◆ **Given records**:
╔══

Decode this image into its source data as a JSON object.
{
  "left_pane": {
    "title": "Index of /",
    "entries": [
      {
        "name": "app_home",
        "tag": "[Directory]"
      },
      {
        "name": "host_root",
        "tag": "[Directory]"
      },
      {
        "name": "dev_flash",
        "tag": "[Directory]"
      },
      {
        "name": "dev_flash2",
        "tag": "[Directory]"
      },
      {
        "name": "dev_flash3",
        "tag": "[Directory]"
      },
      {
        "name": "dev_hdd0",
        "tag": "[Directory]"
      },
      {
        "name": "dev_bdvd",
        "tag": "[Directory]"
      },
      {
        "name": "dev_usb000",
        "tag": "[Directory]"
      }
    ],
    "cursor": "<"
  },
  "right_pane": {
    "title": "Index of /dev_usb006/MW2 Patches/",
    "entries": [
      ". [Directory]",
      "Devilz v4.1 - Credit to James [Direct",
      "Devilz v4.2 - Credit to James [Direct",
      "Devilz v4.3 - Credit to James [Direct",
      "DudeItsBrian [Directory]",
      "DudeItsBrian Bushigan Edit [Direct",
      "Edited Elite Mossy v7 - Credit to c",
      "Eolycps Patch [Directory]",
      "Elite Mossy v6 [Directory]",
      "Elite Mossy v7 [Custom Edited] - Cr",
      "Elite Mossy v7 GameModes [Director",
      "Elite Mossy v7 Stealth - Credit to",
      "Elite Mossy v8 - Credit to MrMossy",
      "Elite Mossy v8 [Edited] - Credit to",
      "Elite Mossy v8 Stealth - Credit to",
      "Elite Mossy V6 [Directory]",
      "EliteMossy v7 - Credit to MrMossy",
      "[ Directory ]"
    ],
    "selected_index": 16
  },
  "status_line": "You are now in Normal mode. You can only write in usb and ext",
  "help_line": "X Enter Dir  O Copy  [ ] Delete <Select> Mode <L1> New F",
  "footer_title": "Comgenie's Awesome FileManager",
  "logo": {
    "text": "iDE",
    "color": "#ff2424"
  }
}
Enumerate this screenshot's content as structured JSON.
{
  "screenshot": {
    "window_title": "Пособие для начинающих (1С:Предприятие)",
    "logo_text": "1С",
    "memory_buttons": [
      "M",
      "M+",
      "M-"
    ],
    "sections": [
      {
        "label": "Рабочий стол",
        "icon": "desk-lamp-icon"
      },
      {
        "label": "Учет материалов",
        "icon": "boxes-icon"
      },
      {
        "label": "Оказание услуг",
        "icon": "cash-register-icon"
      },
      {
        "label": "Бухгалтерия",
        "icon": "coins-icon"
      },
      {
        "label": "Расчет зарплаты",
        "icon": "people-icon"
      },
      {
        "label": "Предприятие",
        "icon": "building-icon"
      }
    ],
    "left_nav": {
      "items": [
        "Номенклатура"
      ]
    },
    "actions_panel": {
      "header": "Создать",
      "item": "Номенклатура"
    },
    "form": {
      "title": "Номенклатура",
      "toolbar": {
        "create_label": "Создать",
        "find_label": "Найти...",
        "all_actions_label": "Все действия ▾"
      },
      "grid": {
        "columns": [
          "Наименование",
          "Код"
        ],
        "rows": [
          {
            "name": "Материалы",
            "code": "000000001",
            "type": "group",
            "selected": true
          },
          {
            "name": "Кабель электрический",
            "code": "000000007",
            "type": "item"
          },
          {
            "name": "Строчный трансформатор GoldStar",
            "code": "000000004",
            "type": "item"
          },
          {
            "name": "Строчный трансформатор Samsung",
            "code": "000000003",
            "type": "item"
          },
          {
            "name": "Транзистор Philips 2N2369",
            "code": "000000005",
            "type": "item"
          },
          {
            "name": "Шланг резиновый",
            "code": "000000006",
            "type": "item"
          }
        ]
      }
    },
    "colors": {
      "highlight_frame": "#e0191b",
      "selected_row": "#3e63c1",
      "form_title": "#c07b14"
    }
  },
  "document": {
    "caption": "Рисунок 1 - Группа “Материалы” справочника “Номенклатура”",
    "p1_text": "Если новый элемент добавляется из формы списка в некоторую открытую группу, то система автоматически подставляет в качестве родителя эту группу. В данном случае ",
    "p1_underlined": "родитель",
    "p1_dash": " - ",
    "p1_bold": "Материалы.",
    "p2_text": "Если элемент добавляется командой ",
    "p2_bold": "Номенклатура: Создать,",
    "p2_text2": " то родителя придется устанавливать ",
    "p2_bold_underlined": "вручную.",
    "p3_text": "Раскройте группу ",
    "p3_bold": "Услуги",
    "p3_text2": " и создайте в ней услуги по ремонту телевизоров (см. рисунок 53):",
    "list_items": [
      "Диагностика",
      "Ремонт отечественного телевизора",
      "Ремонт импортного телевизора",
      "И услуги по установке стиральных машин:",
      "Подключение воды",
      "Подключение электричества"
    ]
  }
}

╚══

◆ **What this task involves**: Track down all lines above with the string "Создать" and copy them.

◆ **Answer section**:
      "header": "Создать",
        "create_label": "Создать",
    "p2_bold": "Номенклатура: Создать,",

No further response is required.